Intel’s shift to 7nm is proving to be a rough one.
What you need to know
- Intel today revealed it has delayed its transition to 7nm chips to late 2022 or early 2023.
- The delay stems from poor yields, putting the company “approximately 12 months behind” its internal target.
- Intel expects to launch its first 10nm desktop chips in the second half of 2021.
In its Q2 earnings report today, Intel announced that it has delayed the rollout of its 7nm chips by six months. The company now plans to launch chips based on its 7nm process in late 2022 or early 2023. That’s a shift of six months from Intel’s previous plans.
“The company’s 7nm-based CPU product timing is shifting approximately six months relative to prior expectations,” Intel said in its earnings release. “The primary driver is the yield of Intel’s 7nm process, which based on recent data, is now trending approximately twelve months behind the company’s internal target.”

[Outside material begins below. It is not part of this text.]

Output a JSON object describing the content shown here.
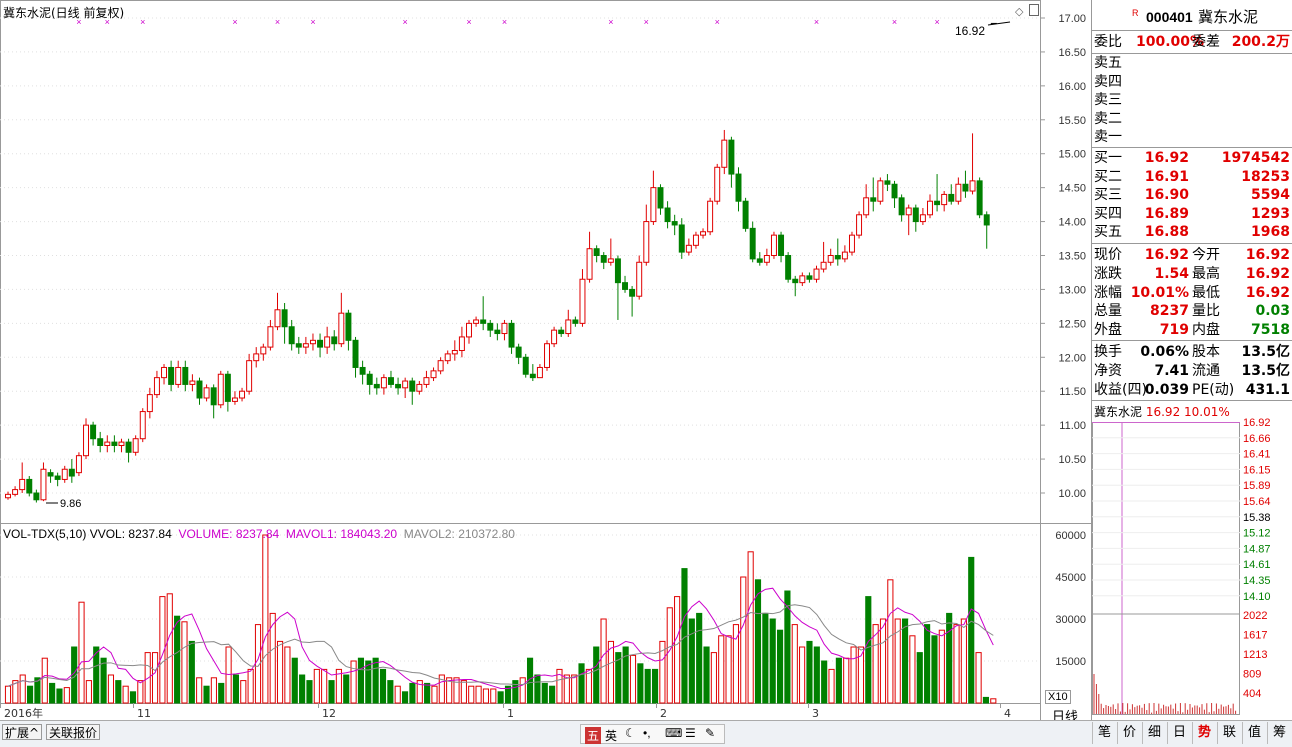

As reported by Tom’s Hardware, Intel CEO Bob Swan followed up in the company’s earnings call, noting the company “identified a ‘defect mode’ in its 7nm process.” The company has shifted focus to “contingency plans” such as using third-party foundries. Intel also plans to use third-party foundries for its upcoming Ponte Vecchio GPUs.
Aside from its 7nm delay, Intel revealed that it plans to launch its first 10nm “Alder Lake” desktop CPUs in the second half of 2021. Intel’s first 10nm “Ice Lake” CPUs arrived in laptops last year. Its upcoming “Tiger Lake” chips, which are also based on a 10nm process, are expected to arrive this fall.
The 7nm delay puts Intel further behind AMD on the process side of things. AMD’s latest chips are already built on a 7nm process, and it’s likely AMD will have a fair amount of lead time on Intel when its shifts to a 5nm process with its Zen 4 architecture, which is expected to arrive by the end of 2021.